Oakland Local was officially launched on Monday as an independent, non-profit site attempting to provide this public service and fill the local news gap in Oakland.
Founder, Susan Mernit told the Editors Weblog: "The concept of Oakland Local is that amazing work is being done in our city on critical issues that is currently not seen by a wide enough range of people. One goal of Oakland Local is to surface the work being done so that organizations and individuals can connect to share information and work together for the common good."
Oakland Local runs on a five-person team consisting of an editor, publisher and three part-time, paid journalists. Twenty per cent of all content is made up by original reporting by staff journalists, 50 per cent is aggregated from other community news partners and the rest is made up by local bloggers and citizen contributions.
Focusing on topics from environmental justice, food distribution and transportation, to development & housing and gender & identity, Oakland Local tries to 'give a broader voice to the work being done by Oakland's non-profit and activist groups, and to offer a greater depth of reporting storytelling and coverage of issues of interest to Oakland'.
So the moral intentions seem to be in the right place for the non-profit status, but then Oakland Local still has to find the funds to pay five journalists' wages. Unlike larger non-profit organisations- such as ProPublica, which can eventually sell indepth investigative pieces to papers such as the New York Times- the local investigative stories carried out by Oakland Local, while no less relevant, are unlikely to bought by any larger publication.
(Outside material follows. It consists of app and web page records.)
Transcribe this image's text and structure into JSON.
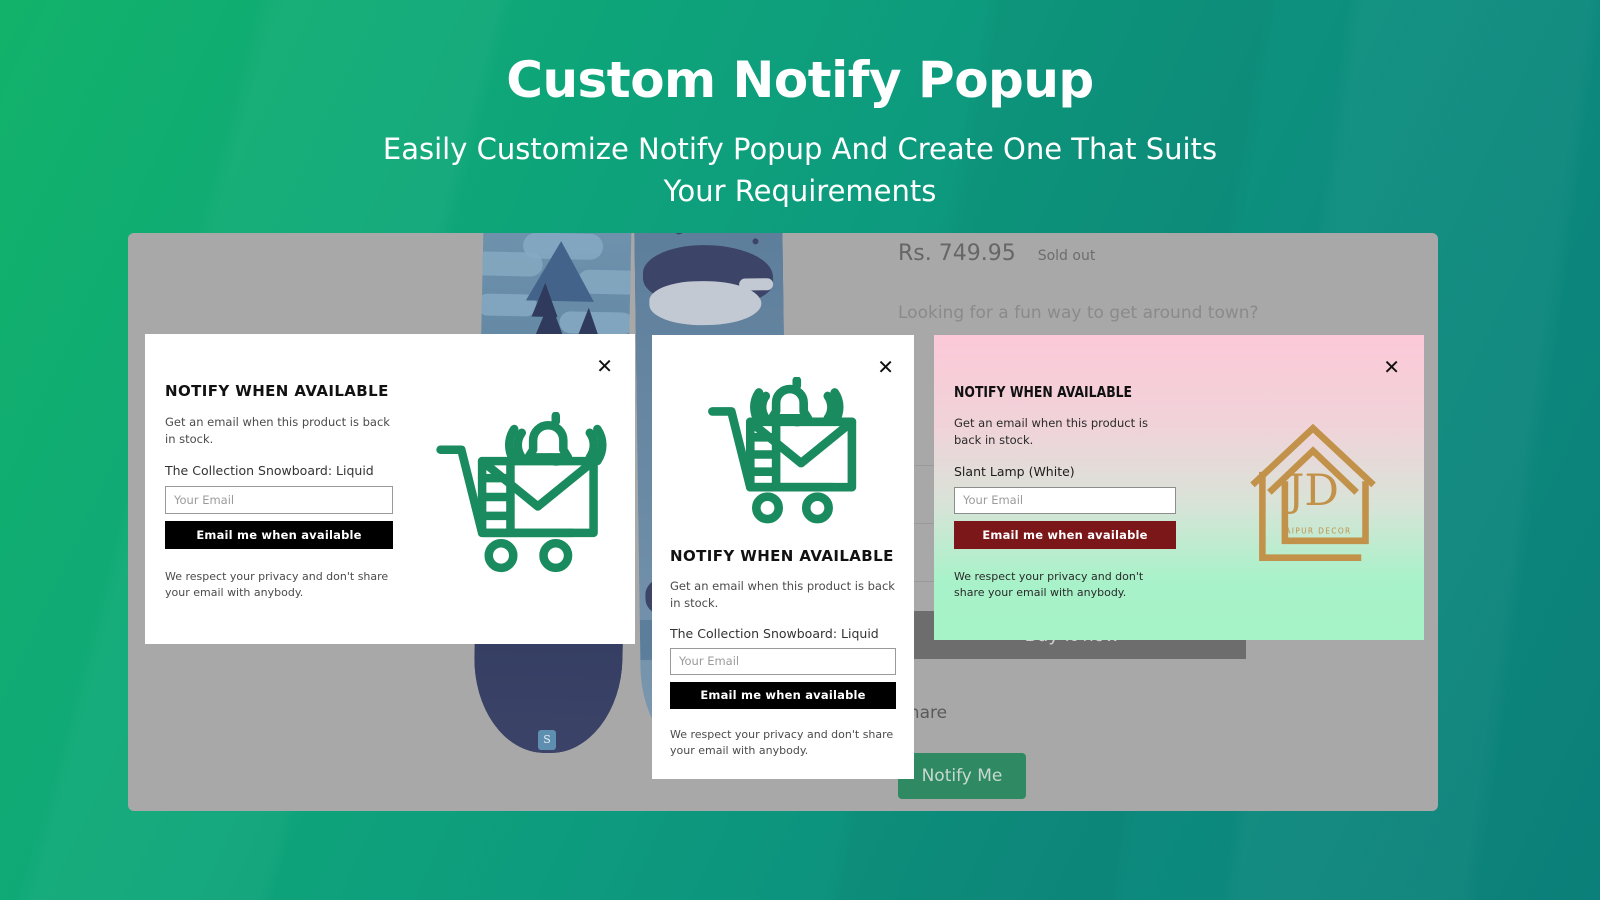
{
  "hero": {
    "title": "Custom Notify Popup",
    "subtitle": "Easily Customize Notify Popup And Create One That Suits Your Requirements"
  },
  "colors": {
    "bg_green_left": "#12b26a",
    "bg_teal_right": "#0b7f79",
    "panel_gray": "#a8a8a8",
    "icon_green": "#1a8a5f",
    "btn_black": "#000000",
    "btn_darkred": "#7b1619",
    "notify_me_green": "#2f8a63",
    "popup3_gradient_top": "#fcc9d8",
    "popup3_gradient_bottom": "#a6f3c8",
    "logo_gold": "#c2914a"
  },
  "store": {
    "price": "Rs. 749.95",
    "stock_status": "Sold out",
    "description_line1": "Looking for a fun way to get around town?",
    "buy_it_now_label": "Buy it now",
    "share_label": "Share",
    "notify_me_label": "Notify Me",
    "shop_badge": "S"
  },
  "popups": [
    {
      "id": "popup-1",
      "layout": "horizontal",
      "title": "NOTIFY WHEN AVAILABLE",
      "subtitle": "Get an email when this product is back in stock.",
      "product_name": "The Collection Snowboard: Liquid",
      "email_placeholder": "Your Email",
      "email_value": "",
      "submit_label": "Email me when available",
      "privacy_note": "We respect your privacy and don't share your email with anybody.",
      "close_label": "✕",
      "artwork": "cart-envelope-bell-icon",
      "button_color": "#000000"
    },
    {
      "id": "popup-2",
      "layout": "vertical",
      "title": "NOTIFY WHEN AVAILABLE",
      "subtitle": "Get an email when this product is back in stock.",
      "product_name": "The Collection Snowboard: Liquid",
      "email_placeholder": "Your Email",
      "email_value": "",
      "submit_label": "Email me when available",
      "privacy_note": "We respect your privacy and don't share your email with anybody.",
      "close_label": "✕",
      "artwork": "cart-envelope-bell-icon",
      "button_color": "#000000"
    },
    {
      "id": "popup-3",
      "layout": "horizontal-gradient",
      "title": "NOTIFY WHEN AVAILABLE",
      "subtitle": "Get an email when this product is back in stock.",
      "product_name": "Slant Lamp (White)",
      "email_placeholder": "Your Email",
      "email_value": "",
      "submit_label": "Email me when available",
      "privacy_note": "We respect your privacy and don't share your email with anybody.",
      "close_label": "✕",
      "artwork": "jaipur-decor-house-logo",
      "button_color": "#7b1619",
      "logo_initials": "JD",
      "logo_caption": "JAIPUR DECOR"
    }
  ]
}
Which leaves the question: if it can't sell it's content, how will it support itself financially?
Twenty-five thousand dollars was granted by J-Lab's New Voices as initial seed money, and given the publication has no current plans to expand further than it's website, that should be enough to begin with. As for what comes next, Oakland Local is attemting to draw advertisers to it's site. Despite the potential conflict with the non-profit status- many similar publications such as the soon-to-be-launched Texas Tribune have decided to keep their distance and avoid offering advertising althogether- Mernit emphasises that for Oakland Local: "Showing we can sustain ourselves is essential."
But advertisers won't buy in unless people will actually see their ads, so how is Oakland Local going about promoting itself?
In addition to the news website, Oakland Local plans to establish a mobile service encouraging users to interact via cell phones and different social networking sites. Mernit has emphasised that social networks are very important to the success of Oakland Local, and it's aim to get people talking about reigonal issues: 'We seek to create a unique local forum for sharing information, building community, speaking truth to power and working together for positive social change. We are committed to diverse voices, reader engagement, deep issue coverage and local commentary,' states their mission statement. Of course if these networks also drive traffic to their main website, advertisers are likely to take note and support the organisation financially.
All these aspects will be key to the success of Oakland Local as non-profit organisation, and should it succeed, it could be a model for other local organisations to follow. None-the-less, the importance of maintaining a local news source is now clear, and the threat to its existence has seen many seek out alternatives that could ensure its preservation.
Source: Oakland Local